**EXERCISE**
Provide the number of lines of the records that include "Column", with no other content.
------------------------------------
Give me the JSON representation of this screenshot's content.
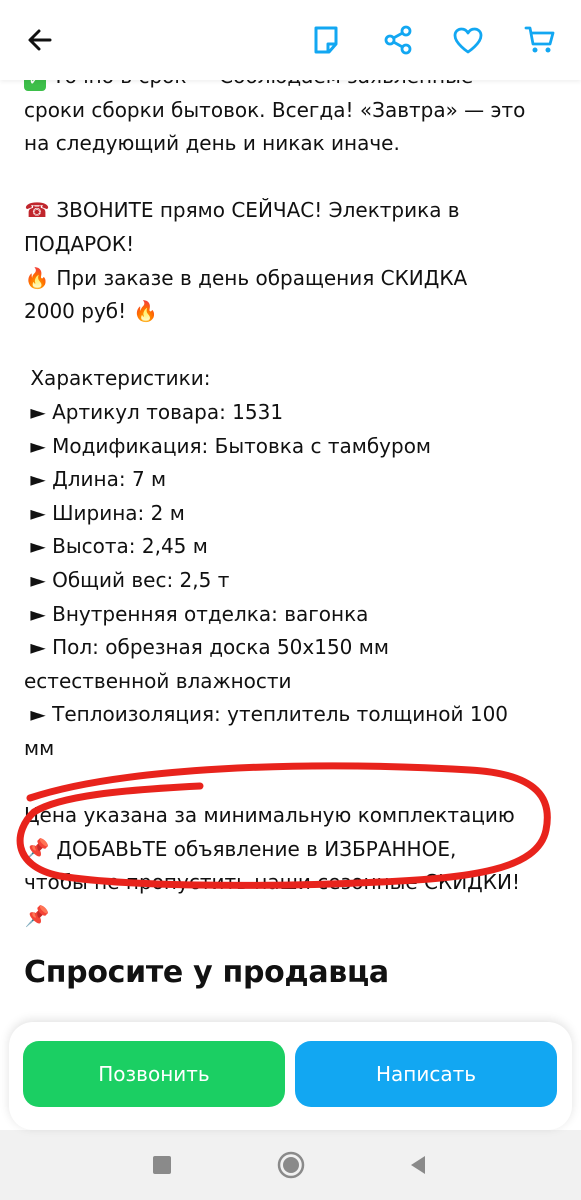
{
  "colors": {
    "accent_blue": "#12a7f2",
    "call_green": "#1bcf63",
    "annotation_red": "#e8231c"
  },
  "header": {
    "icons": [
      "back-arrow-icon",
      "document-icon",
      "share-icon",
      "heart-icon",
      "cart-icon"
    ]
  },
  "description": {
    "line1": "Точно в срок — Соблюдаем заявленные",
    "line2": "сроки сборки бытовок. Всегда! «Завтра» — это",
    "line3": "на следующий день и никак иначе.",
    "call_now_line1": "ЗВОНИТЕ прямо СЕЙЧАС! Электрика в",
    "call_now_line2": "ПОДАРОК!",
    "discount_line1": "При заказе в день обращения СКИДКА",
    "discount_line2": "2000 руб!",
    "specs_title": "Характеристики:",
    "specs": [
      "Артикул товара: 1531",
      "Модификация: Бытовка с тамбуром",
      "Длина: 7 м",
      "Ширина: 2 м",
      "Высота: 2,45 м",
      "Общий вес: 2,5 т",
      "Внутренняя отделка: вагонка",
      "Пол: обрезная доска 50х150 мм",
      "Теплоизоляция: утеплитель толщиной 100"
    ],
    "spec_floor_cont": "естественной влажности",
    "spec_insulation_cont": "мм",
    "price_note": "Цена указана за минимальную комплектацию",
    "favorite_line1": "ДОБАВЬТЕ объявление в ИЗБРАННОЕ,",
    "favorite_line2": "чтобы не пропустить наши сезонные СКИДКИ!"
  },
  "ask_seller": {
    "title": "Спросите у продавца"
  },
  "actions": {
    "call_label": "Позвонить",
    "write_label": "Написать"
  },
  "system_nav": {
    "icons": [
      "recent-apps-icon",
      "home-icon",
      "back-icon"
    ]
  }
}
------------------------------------
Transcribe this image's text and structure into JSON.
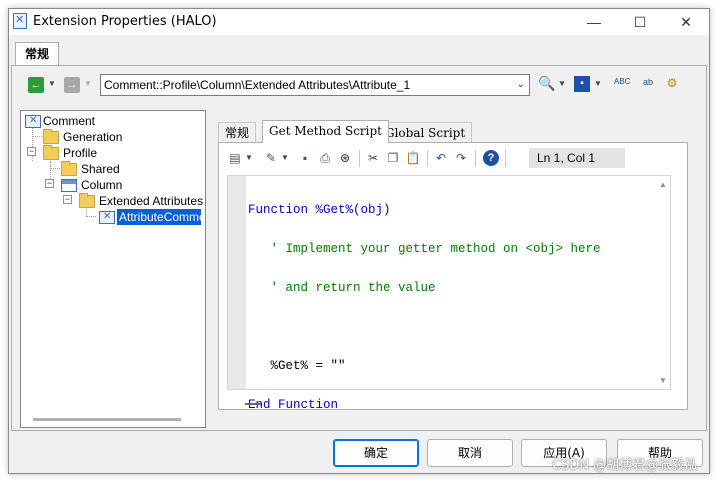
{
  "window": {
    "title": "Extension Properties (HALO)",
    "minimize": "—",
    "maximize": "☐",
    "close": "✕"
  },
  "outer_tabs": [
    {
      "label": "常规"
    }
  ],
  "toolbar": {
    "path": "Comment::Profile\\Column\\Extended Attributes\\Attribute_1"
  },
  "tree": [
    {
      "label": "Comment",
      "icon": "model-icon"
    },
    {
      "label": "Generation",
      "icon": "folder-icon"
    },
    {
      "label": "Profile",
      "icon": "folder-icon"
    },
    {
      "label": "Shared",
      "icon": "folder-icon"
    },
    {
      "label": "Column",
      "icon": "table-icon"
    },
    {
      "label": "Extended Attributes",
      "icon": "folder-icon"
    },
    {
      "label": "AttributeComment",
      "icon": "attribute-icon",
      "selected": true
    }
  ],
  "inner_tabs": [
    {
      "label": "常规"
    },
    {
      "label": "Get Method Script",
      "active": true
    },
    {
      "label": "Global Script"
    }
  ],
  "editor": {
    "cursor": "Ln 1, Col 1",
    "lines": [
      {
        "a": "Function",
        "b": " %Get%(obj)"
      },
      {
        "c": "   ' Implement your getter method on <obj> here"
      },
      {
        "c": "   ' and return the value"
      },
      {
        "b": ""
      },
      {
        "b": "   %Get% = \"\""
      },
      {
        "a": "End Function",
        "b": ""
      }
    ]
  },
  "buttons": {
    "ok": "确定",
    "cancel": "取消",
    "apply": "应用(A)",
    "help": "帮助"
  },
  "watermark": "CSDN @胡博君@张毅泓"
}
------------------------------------
**SOLUTION TO THIS PROBLEM**
2